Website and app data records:
== == ==
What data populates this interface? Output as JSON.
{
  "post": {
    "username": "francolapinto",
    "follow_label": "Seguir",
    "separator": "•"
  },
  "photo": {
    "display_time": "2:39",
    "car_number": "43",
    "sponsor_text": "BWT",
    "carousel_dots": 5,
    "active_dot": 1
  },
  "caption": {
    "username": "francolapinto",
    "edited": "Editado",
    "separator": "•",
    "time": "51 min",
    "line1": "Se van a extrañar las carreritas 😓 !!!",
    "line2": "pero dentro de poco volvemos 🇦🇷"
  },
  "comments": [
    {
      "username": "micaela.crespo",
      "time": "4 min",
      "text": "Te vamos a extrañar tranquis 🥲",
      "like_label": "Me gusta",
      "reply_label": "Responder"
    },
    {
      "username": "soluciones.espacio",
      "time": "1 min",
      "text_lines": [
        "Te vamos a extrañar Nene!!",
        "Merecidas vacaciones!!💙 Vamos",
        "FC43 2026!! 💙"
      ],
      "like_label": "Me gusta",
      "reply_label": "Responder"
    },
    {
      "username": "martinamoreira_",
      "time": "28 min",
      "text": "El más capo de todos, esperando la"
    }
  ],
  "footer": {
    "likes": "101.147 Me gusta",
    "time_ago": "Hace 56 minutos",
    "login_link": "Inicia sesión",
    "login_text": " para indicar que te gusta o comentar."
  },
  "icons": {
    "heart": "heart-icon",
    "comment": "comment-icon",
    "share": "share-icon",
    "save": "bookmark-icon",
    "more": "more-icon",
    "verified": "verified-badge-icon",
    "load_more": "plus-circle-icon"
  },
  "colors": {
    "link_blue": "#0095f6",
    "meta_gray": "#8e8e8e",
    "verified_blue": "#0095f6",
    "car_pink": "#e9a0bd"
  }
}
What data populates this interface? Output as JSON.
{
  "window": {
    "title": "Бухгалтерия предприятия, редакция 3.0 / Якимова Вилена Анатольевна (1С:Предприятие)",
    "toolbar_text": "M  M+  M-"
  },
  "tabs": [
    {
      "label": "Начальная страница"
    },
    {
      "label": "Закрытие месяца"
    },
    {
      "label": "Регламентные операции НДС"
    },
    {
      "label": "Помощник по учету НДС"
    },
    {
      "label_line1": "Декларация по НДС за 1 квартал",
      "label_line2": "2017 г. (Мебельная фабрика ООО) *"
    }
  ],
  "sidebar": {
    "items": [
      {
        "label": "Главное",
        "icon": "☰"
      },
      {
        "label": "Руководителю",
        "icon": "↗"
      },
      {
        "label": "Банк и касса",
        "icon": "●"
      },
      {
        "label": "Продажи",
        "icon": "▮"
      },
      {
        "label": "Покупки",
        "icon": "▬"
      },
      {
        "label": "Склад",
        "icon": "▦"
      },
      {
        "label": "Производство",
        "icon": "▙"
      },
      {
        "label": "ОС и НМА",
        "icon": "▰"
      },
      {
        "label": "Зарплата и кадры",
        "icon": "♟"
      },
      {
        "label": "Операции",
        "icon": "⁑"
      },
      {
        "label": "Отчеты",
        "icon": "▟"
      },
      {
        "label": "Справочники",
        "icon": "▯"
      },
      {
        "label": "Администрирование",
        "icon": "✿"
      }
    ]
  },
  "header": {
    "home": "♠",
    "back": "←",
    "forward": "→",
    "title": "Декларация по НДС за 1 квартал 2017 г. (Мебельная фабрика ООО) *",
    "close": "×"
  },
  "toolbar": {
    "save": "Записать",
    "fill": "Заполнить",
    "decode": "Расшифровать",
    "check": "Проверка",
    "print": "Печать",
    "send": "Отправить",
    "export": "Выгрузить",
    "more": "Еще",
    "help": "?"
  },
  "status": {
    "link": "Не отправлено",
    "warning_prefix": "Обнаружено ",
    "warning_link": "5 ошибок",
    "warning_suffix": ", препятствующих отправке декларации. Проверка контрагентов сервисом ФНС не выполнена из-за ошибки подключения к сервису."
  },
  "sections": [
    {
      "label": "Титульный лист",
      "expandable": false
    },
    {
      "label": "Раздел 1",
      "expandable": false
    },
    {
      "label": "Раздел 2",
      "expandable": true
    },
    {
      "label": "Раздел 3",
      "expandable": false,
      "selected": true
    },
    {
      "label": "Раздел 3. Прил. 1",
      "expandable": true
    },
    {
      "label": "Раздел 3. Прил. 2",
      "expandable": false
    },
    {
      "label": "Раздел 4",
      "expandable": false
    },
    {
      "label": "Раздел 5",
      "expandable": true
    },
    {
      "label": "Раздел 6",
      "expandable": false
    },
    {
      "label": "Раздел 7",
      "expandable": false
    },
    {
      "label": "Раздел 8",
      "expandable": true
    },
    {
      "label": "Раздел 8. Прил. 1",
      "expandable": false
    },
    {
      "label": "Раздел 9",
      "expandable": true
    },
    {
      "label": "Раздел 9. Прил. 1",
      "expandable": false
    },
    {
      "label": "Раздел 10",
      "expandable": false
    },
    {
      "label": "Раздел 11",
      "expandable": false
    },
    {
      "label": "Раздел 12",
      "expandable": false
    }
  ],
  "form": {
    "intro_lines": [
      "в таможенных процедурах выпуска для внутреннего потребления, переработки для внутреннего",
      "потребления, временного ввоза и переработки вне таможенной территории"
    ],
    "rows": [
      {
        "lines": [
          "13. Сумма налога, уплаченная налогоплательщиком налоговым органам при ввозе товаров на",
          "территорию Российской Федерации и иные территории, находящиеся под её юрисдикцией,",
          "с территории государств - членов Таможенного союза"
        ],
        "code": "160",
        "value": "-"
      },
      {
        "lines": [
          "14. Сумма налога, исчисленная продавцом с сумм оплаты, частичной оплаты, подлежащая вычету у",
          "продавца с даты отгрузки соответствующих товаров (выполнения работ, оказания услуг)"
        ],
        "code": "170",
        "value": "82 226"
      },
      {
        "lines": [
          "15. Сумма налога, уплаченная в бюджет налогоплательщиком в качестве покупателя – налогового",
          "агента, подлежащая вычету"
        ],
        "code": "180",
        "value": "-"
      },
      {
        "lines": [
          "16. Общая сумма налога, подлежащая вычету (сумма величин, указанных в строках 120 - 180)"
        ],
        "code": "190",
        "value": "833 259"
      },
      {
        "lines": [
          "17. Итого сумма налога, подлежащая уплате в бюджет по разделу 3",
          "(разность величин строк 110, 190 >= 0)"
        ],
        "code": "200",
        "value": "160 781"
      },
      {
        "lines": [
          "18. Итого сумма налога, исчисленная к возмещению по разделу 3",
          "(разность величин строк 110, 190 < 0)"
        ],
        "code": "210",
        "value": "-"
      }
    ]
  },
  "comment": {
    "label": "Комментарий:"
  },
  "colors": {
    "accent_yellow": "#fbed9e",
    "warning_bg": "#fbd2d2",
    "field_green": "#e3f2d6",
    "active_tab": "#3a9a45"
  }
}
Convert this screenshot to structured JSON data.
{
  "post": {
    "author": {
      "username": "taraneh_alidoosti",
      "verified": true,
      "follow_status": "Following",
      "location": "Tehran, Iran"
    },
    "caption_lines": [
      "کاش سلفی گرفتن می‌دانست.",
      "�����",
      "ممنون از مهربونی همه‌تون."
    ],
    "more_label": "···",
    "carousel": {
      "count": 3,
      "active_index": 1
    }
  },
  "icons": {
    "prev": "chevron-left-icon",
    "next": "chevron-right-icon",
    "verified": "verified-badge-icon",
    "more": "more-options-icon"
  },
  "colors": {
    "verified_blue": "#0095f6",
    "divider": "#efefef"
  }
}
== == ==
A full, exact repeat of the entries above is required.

What data populates this interface? Output as JSON.
{
  "post": {
    "username": "francolapinto",
    "follow_label": "Seguir",
    "separator": "•"
  },
  "photo": {
    "display_time": "2:39",
    "car_number": "43",
    "sponsor_text": "BWT",
    "carousel_dots": 5,
    "active_dot": 1
  },
  "caption": {
    "username": "francolapinto",
    "edited": "Editado",
    "separator": "•",
    "time": "51 min",
    "line1": "Se van a extrañar las carreritas 😓 !!!",
    "line2": "pero dentro de poco volvemos 🇦🇷"
  },
  "comments": [
    {
      "username": "micaela.crespo",
      "time": "4 min",
      "text": "Te vamos a extrañar tranquis 🥲",
      "like_label": "Me gusta",
      "reply_label": "Responder"
    },
    {
      "username": "soluciones.espacio",
      "time": "1 min",
      "text_lines": [
        "Te vamos a extrañar Nene!!",
        "Merecidas vacaciones!!💙 Vamos",
        "FC43 2026!! 💙"
      ],
      "like_label": "Me gusta",
      "reply_label": "Responder"
    },
    {
      "username": "martinamoreira_",
      "time": "28 min",
      "text": "El más capo de todos, esperando la"
    }
  ],
  "footer": {
    "likes": "101.147 Me gusta",
    "time_ago": "Hace 56 minutos",
    "login_link": "Inicia sesión",
    "login_text": " para indicar que te gusta o comentar."
  },
  "icons": {
    "heart": "heart-icon",
    "comment": "comment-icon",
    "share": "share-icon",
    "save": "bookmark-icon",
    "more": "more-icon",
    "verified": "verified-badge-icon",
    "load_more": "plus-circle-icon"
  },
  "colors": {
    "link_blue": "#0095f6",
    "meta_gray": "#8e8e8e",
    "verified_blue": "#0095f6",
    "car_pink": "#e9a0bd"
  }
}
What data populates this interface? Output as JSON.
{
  "window": {
    "title": "Бухгалтерия предприятия, редакция 3.0 / Якимова Вилена Анатольевна (1С:Предприятие)",
    "toolbar_text": "M  M+  M-"
  },
  "tabs": [
    {
      "label": "Начальная страница"
    },
    {
      "label": "Закрытие месяца"
    },
    {
      "label": "Регламентные операции НДС"
    },
    {
      "label": "Помощник по учету НДС"
    },
    {
      "label_line1": "Декларация по НДС за 1 квартал",
      "label_line2": "2017 г. (Мебельная фабрика ООО) *"
    }
  ],
  "sidebar": {
    "items": [
      {
        "label": "Главное",
        "icon": "☰"
      },
      {
        "label": "Руководителю",
        "icon": "↗"
      },
      {
        "label": "Банк и касса",
        "icon": "●"
      },
      {
        "label": "Продажи",
        "icon": "▮"
      },
      {
        "label": "Покупки",
        "icon": "▬"
      },
      {
        "label": "Склад",
        "icon": "▦"
      },
      {
        "label": "Производство",
        "icon": "▙"
      },
      {
        "label": "ОС и НМА",
        "icon": "▰"
      },
      {
        "label": "Зарплата и кадры",
        "icon": "♟"
      },
      {
        "label": "Операции",
        "icon": "⁑"
      },
      {
        "label": "Отчеты",
        "icon": "▟"
      },
      {
        "label": "Справочники",
        "icon": "▯"
      },
      {
        "label": "Администрирование",
        "icon": "✿"
      }
    ]
  },
  "header": {
    "home": "♠",
    "back": "←",
    "forward": "→",
    "title": "Декларация по НДС за 1 квартал 2017 г. (Мебельная фабрика ООО) *",
    "close": "×"
  },
  "toolbar": {
    "save": "Записать",
    "fill": "Заполнить",
    "decode": "Расшифровать",
    "check": "Проверка",
    "print": "Печать",
    "send": "Отправить",
    "export": "Выгрузить",
    "more": "Еще",
    "help": "?"
  },
  "status": {
    "link": "Не отправлено",
    "warning_prefix": "Обнаружено ",
    "warning_link": "5 ошибок",
    "warning_suffix": ", препятствующих отправке декларации. Проверка контрагентов сервисом ФНС не выполнена из-за ошибки подключения к сервису."
  },
  "sections": [
    {
      "label": "Титульный лист",
      "expandable": false
    },
    {
      "label": "Раздел 1",
      "expandable": false
    },
    {
      "label": "Раздел 2",
      "expandable": true
    },
    {
      "label": "Раздел 3",
      "expandable": false,
      "selected": true
    },
    {
      "label": "Раздел 3. Прил. 1",
      "expandable": true
    },
    {
      "label": "Раздел 3. Прил. 2",
      "expandable": false
    },
    {
      "label": "Раздел 4",
      "expandable": false
    },
    {
      "label": "Раздел 5",
      "expandable": true
    },
    {
      "label": "Раздел 6",
      "expandable": false
    },
    {
      "label": "Раздел 7",
      "expandable": false
    },
    {
      "label": "Раздел 8",
      "expandable": true
    },
    {
      "label": "Раздел 8. Прил. 1",
      "expandable": false
    },
    {
      "label": "Раздел 9",
      "expandable": true
    },
    {
      "label": "Раздел 9. Прил. 1",
      "expandable": false
    },
    {
      "label": "Раздел 10",
      "expandable": false
    },
    {
      "label": "Раздел 11",
      "expandable": false
    },
    {
      "label": "Раздел 12",
      "expandable": false
    }
  ],
  "form": {
    "intro_lines": [
      "в таможенных процедурах выпуска для внутреннего потребления, переработки для внутреннего",
      "потребления, временного ввоза и переработки вне таможенной территории"
    ],
    "rows": [
      {
        "lines": [
          "13. Сумма налога, уплаченная налогоплательщиком налоговым органам при ввозе товаров на",
          "территорию Российской Федерации и иные территории, находящиеся под её юрисдикцией,",
          "с территории государств - членов Таможенного союза"
        ],
        "code": "160",
        "value": "-"
      },
      {
        "lines": [
          "14. Сумма налога, исчисленная продавцом с сумм оплаты, частичной оплаты, подлежащая вычету у",
          "продавца с даты отгрузки соответствующих товаров (выполнения работ, оказания услуг)"
        ],
        "code": "170",
        "value": "82 226"
      },
      {
        "lines": [
          "15. Сумма налога, уплаченная в бюджет налогоплательщиком в качестве покупателя – налогового",
          "агента, подлежащая вычету"
        ],
        "code": "180",
        "value": "-"
      },
      {
        "lines": [
          "16. Общая сумма налога, подлежащая вычету (сумма величин, указанных в строках 120 - 180)"
        ],
        "code": "190",
        "value": "833 259"
      },
      {
        "lines": [
          "17. Итого сумма налога, подлежащая уплате в бюджет по разделу 3",
          "(разность величин строк 110, 190 >= 0)"
        ],
        "code": "200",
        "value": "160 781"
      },
      {
        "lines": [
          "18. Итого сумма налога, исчисленная к возмещению по разделу 3",
          "(разность величин строк 110, 190 < 0)"
        ],
        "code": "210",
        "value": "-"
      }
    ]
  },
  "comment": {
    "label": "Комментарий:"
  },
  "colors": {
    "accent_yellow": "#fbed9e",
    "warning_bg": "#fbd2d2",
    "field_green": "#e3f2d6",
    "active_tab": "#3a9a45"
  }
}
Convert this screenshot to structured JSON data.
{
  "post": {
    "author": {
      "username": "taraneh_alidoosti",
      "verified": true,
      "follow_status": "Following",
      "location": "Tehran, Iran"
    },
    "caption_lines": [
      "کاش سلفی گرفتن می‌دانست.",
      "�����",
      "ممنون از مهربونی همه‌تون."
    ],
    "more_label": "···",
    "carousel": {
      "count": 3,
      "active_index": 1
    }
  },
  "icons": {
    "prev": "chevron-left-icon",
    "next": "chevron-right-icon",
    "verified": "verified-badge-icon",
    "more": "more-options-icon"
  },
  "colors": {
    "verified_blue": "#0095f6",
    "divider": "#efefef"
  }
}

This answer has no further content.